*It occurs to me that some women readers may assume I'm chauvinistic, so I agree, this kind of thing often happens with the sex roles reversed.
**Or their interests assume materialism in some other way. "In Another Life" is based on non-materialistic sociology (albeit at a layman's level of expertise, though I did minor in sociology). Such a thing is almost unheard of--sociology and materialism are almost synonymous. Sociology starts out defining a person as a body, and society as a collection of such bodies. If you define a person as a spiritual being, but then want to study what's happening with a society of such beings, what science do you call that? (Since writing the above I did find two metaphysical sociologists listed for Chapman University.)
***There is plenty of magical thinking among both reincarnationists and materialistic scientists. An example of magical thinking among the latter group is the insistence that physical DNA can be solely responsible for shaping a human being, with his or her unique physical, mental and emotional characteristics, from a clump of cells. I predict that in a hundred years or so, this will stand alongside the flat earth as one of our great conceptual embarrassments. If you want to see clues for this, read "Where Reincarnation and Biology Intersect" by Dr. Ian Stevenson; and take note of the unexpected, and not often discussed, results of the Human Genome Project, in which humans turned out to have not so many more genes than lower species (one article in the above link says we have only 10,000 more genes than a worm). Geneticists are scrambling to reinterpret these findings while clinging to a set of materialistic world assumptions, saying that it's the way we use our genes that's more sophisticated (as in "the dog ate my homework"). They miss the obvious because they cannot entertain the possibility that it is the mind (through the medium of the subtle body) which uses DNA as its tool to shape the physical body.
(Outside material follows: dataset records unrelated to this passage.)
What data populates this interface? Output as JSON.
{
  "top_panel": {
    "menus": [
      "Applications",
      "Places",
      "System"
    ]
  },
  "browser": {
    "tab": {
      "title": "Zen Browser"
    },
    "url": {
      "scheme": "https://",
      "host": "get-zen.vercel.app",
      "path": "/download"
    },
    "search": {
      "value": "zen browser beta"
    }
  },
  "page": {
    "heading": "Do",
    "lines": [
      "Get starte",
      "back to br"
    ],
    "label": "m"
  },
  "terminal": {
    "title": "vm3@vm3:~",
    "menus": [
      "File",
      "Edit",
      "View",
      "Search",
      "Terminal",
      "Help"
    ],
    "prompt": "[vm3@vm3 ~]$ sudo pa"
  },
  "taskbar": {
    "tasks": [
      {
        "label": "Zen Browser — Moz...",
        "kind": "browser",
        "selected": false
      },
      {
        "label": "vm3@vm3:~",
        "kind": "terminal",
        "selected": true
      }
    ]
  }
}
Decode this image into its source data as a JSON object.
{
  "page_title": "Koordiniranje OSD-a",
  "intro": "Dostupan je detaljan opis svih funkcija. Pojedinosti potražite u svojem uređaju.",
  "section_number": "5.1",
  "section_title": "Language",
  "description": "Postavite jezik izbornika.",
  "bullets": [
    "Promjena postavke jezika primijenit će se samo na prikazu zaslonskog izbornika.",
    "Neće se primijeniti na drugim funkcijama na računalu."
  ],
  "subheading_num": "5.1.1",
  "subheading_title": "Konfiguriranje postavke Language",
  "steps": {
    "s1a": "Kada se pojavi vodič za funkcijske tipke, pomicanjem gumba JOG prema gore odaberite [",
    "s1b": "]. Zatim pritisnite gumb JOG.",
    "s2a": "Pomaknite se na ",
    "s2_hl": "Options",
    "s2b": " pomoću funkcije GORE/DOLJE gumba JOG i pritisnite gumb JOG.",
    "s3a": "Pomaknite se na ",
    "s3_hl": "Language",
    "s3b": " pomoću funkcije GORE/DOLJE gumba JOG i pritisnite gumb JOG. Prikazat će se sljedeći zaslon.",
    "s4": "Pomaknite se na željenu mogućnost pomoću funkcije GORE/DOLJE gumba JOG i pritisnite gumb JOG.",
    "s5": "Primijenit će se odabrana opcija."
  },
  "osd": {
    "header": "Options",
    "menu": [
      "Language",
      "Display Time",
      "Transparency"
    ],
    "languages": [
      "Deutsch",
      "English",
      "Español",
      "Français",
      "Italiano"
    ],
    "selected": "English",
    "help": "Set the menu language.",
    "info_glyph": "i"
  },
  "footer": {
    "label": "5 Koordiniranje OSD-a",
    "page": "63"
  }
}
Here is a scientific explanation of why identical twins aren't identical. Some of this may be correct as far as it goes, but I would guess it's not nearly enough to account for the differences, and that this would also qualify as a a form of magical thinking. See my archived "Lighter Side" page created several years ago, wherein I deliberately exaggerated magical thinking as a style of humor--and hopefully demonstrated that I know what makes it tick, and presumably, how to avoid using it when addressing serious topics.
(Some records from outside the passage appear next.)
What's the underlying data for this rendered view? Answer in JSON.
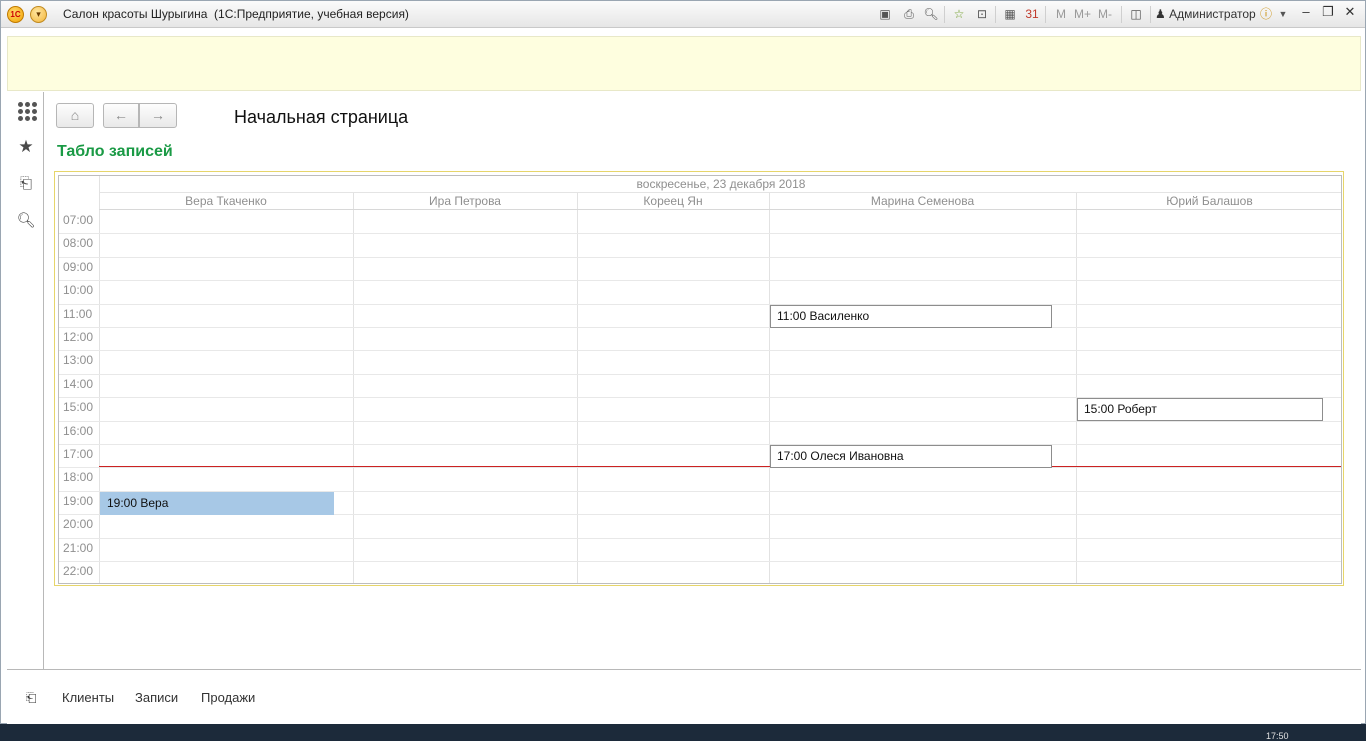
{
  "window": {
    "title": "Салон красоты Шурыгина  (1С:Предприятие, учебная версия)",
    "user": "Администратор",
    "m_labels": [
      "M",
      "M+",
      "M-"
    ]
  },
  "nav": {
    "page_title": "Начальная страница"
  },
  "board": {
    "title": "Табло записей",
    "date": "воскресенье, 23 декабря 2018",
    "columns": [
      "Вера Ткаченко",
      "Ира Петрова",
      "Кореец Ян",
      "Марина Семенова",
      "Юрий Балашов"
    ],
    "hours": [
      "07:00",
      "08:00",
      "09:00",
      "10:00",
      "11:00",
      "12:00",
      "13:00",
      "14:00",
      "15:00",
      "16:00",
      "17:00",
      "18:00",
      "19:00",
      "20:00",
      "21:00",
      "22:00"
    ],
    "events": [
      {
        "label": "11:00 Василенко",
        "master": "Марина Семенова",
        "hour": "11:00",
        "selected": false
      },
      {
        "label": "15:00 Роберт",
        "master": "Юрий Балашов",
        "hour": "15:00",
        "selected": false
      },
      {
        "label": "17:00 Олеся Ивановна",
        "master": "Марина Семенова",
        "hour": "17:00",
        "selected": false
      },
      {
        "label": "19:00 Вера",
        "master": "Вера Ткаченко",
        "hour": "19:00",
        "selected": true
      }
    ]
  },
  "bottom": {
    "links": [
      "Клиенты",
      "Записи",
      "Продажи"
    ]
  },
  "taskbar": {
    "clock": "17:50"
  },
  "colors": {
    "section_title": "#1a9a45",
    "now_line": "#cc2222",
    "selected_event": "#a7c8e6",
    "banner": "#fefedf"
  }
}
Music opening this page: "High Landrons," Eric Johnson (Ah Via Musicom album)
All I can say is, if you have a chance to see Eric in concert, don't pass it up...
sell the car and hitch to the concert if you have to.